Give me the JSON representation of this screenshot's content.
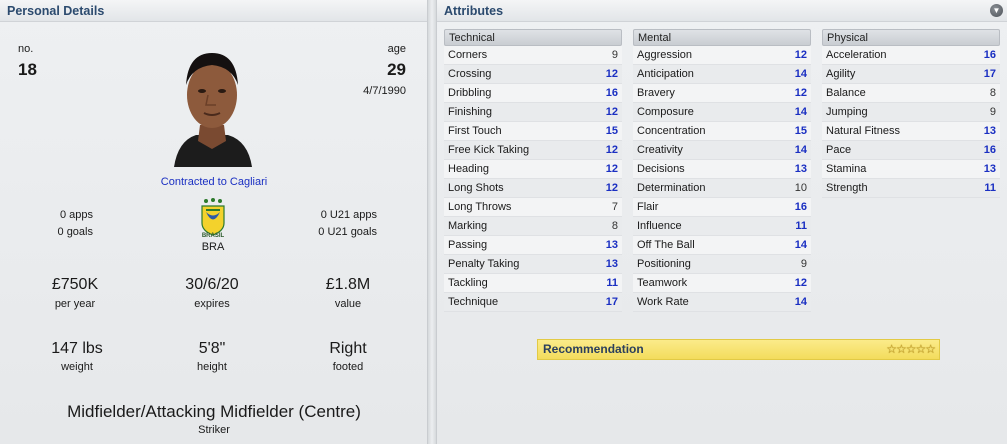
{
  "personal": {
    "header": "Personal Details",
    "number_label": "no.",
    "number": "18",
    "age_label": "age",
    "age": "29",
    "dob": "4/7/1990",
    "contract": "Contracted to Cagliari",
    "apps": "0 apps",
    "goals": "0 goals",
    "nation_badge_text": "BRASIL",
    "nation_code": "BRA",
    "u21_apps": "0 U21 apps",
    "u21_goals": "0 U21 goals",
    "wage": "£750K",
    "wage_label": "per year",
    "expires": "30/6/20",
    "expires_label": "expires",
    "value": "£1.8M",
    "value_label": "value",
    "weight": "147 lbs",
    "weight_label": "weight",
    "height": "5'8\"",
    "height_label": "height",
    "foot": "Right",
    "foot_label": "footed",
    "position": "Midfielder/Attacking Midfielder (Centre)",
    "secondary_position": "Striker"
  },
  "attributes": {
    "header": "Attributes",
    "highlight_color": "#1a2fc2",
    "technical": {
      "title": "Technical",
      "rows": [
        {
          "name": "Corners",
          "value": "9"
        },
        {
          "name": "Crossing",
          "value": "12"
        },
        {
          "name": "Dribbling",
          "value": "16"
        },
        {
          "name": "Finishing",
          "value": "12"
        },
        {
          "name": "First Touch",
          "value": "15"
        },
        {
          "name": "Free Kick Taking",
          "value": "12"
        },
        {
          "name": "Heading",
          "value": "12"
        },
        {
          "name": "Long Shots",
          "value": "12"
        },
        {
          "name": "Long Throws",
          "value": "7"
        },
        {
          "name": "Marking",
          "value": "8"
        },
        {
          "name": "Passing",
          "value": "13"
        },
        {
          "name": "Penalty Taking",
          "value": "13"
        },
        {
          "name": "Tackling",
          "value": "11"
        },
        {
          "name": "Technique",
          "value": "17"
        }
      ]
    },
    "mental": {
      "title": "Mental",
      "rows": [
        {
          "name": "Aggression",
          "value": "12"
        },
        {
          "name": "Anticipation",
          "value": "14"
        },
        {
          "name": "Bravery",
          "value": "12"
        },
        {
          "name": "Composure",
          "value": "14"
        },
        {
          "name": "Concentration",
          "value": "15"
        },
        {
          "name": "Creativity",
          "value": "14"
        },
        {
          "name": "Decisions",
          "value": "13"
        },
        {
          "name": "Determination",
          "value": "10"
        },
        {
          "name": "Flair",
          "value": "16"
        },
        {
          "name": "Influence",
          "value": "11"
        },
        {
          "name": "Off The Ball",
          "value": "14"
        },
        {
          "name": "Positioning",
          "value": "9"
        },
        {
          "name": "Teamwork",
          "value": "12"
        },
        {
          "name": "Work Rate",
          "value": "14"
        }
      ]
    },
    "physical": {
      "title": "Physical",
      "rows": [
        {
          "name": "Acceleration",
          "value": "16"
        },
        {
          "name": "Agility",
          "value": "17"
        },
        {
          "name": "Balance",
          "value": "8"
        },
        {
          "name": "Jumping",
          "value": "9"
        },
        {
          "name": "Natural Fitness",
          "value": "13"
        },
        {
          "name": "Pace",
          "value": "16"
        },
        {
          "name": "Stamina",
          "value": "13"
        },
        {
          "name": "Strength",
          "value": "11"
        }
      ]
    },
    "recommendation_label": "Recommendation",
    "recommendation_stars": "☆☆☆☆☆"
  }
}
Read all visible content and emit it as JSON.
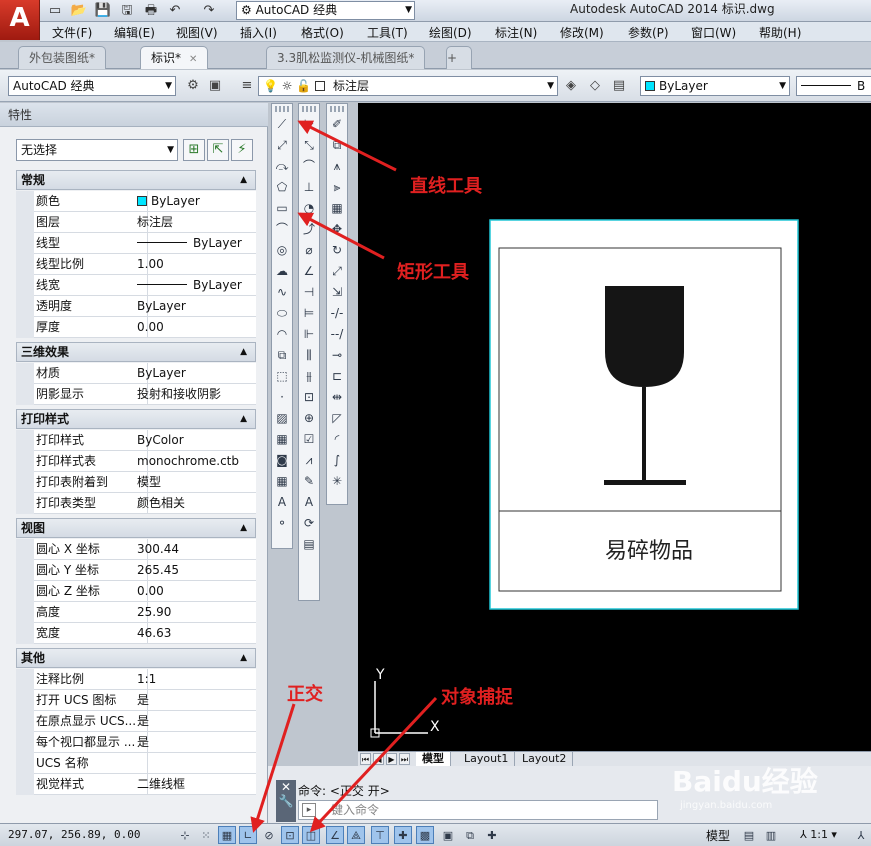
{
  "app": {
    "logo_letter": "A",
    "title": "Autodesk AutoCAD 2014    标识.dwg",
    "workspace": "AutoCAD 经典"
  },
  "menu": [
    "文件(F)",
    "编辑(E)",
    "视图(V)",
    "插入(I)",
    "格式(O)",
    "工具(T)",
    "绘图(D)",
    "标注(N)",
    "修改(M)",
    "参数(P)",
    "窗口(W)",
    "帮助(H)"
  ],
  "doc_tabs": [
    {
      "label": "外包装图纸*",
      "active": false
    },
    {
      "label": "标识*",
      "active": true
    },
    {
      "label": "3.3肌松监测仪-机械图纸*",
      "active": false
    }
  ],
  "toolbar": {
    "workspace": "AutoCAD 经典",
    "layer": "标注层",
    "color": "ByLayer",
    "linetype_prefix": "B"
  },
  "properties": {
    "header": "特性",
    "selection": "无选择",
    "sections": [
      {
        "title": "常规",
        "rows": [
          {
            "name": "颜色",
            "value": "ByLayer",
            "kind": "color"
          },
          {
            "name": "图层",
            "value": "标注层"
          },
          {
            "name": "线型",
            "value": "ByLayer",
            "kind": "line"
          },
          {
            "name": "线型比例",
            "value": "1.00"
          },
          {
            "name": "线宽",
            "value": "ByLayer",
            "kind": "line"
          },
          {
            "name": "透明度",
            "value": "ByLayer"
          },
          {
            "name": "厚度",
            "value": "0.00"
          }
        ]
      },
      {
        "title": "三维效果",
        "rows": [
          {
            "name": "材质",
            "value": "ByLayer"
          },
          {
            "name": "阴影显示",
            "value": "投射和接收阴影"
          }
        ]
      },
      {
        "title": "打印样式",
        "rows": [
          {
            "name": "打印样式",
            "value": "ByColor"
          },
          {
            "name": "打印样式表",
            "value": "monochrome.ctb"
          },
          {
            "name": "打印表附着到",
            "value": "模型"
          },
          {
            "name": "打印表类型",
            "value": "颜色相关"
          }
        ]
      },
      {
        "title": "视图",
        "rows": [
          {
            "name": "圆心 X 坐标",
            "value": "300.44"
          },
          {
            "name": "圆心 Y 坐标",
            "value": "265.45"
          },
          {
            "name": "圆心 Z 坐标",
            "value": "0.00"
          },
          {
            "name": "高度",
            "value": "25.90"
          },
          {
            "name": "宽度",
            "value": "46.63"
          }
        ]
      },
      {
        "title": "其他",
        "rows": [
          {
            "name": "注释比例",
            "value": "1:1"
          },
          {
            "name": "打开 UCS 图标",
            "value": "是"
          },
          {
            "name": "在原点显示 UCS...",
            "value": "是"
          },
          {
            "name": "每个视口都显示 ...",
            "value": "是"
          },
          {
            "name": "UCS 名称",
            "value": ""
          },
          {
            "name": "视觉样式",
            "value": "二维线框"
          }
        ]
      }
    ]
  },
  "drawing": {
    "label_text": "易碎物品",
    "ucs_x": "X",
    "ucs_y": "Y"
  },
  "layout_tabs": [
    "模型",
    "Layout1",
    "Layout2"
  ],
  "command": {
    "history": "命令: <正交 开>",
    "placeholder": "键入命令"
  },
  "status": {
    "coords": "297.07, 256.89, 0.00",
    "model": "模型",
    "scale": "1:1"
  },
  "annotations": {
    "line_tool": "直线工具",
    "rect_tool": "矩形工具",
    "ortho": "正交",
    "osnap": "对象捕捉"
  },
  "watermark": {
    "main": "Baidu经验",
    "sub": "jingyan.baidu.com"
  },
  "colors": {
    "annotation": "#e02020",
    "canvas": "#000000",
    "bylayer_swatch": "#00e5ff"
  }
}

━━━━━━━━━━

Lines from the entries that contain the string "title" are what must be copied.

      "title": "Technical",
      "title": "Mental",
      "title": "Physical",
    "title": "Autodesk AutoCAD 2014    标识.dwg",
        "title": "常规",
        "title": "三维效果",
        "title": "打印样式",
        "title": "视图",
        "title": "其他",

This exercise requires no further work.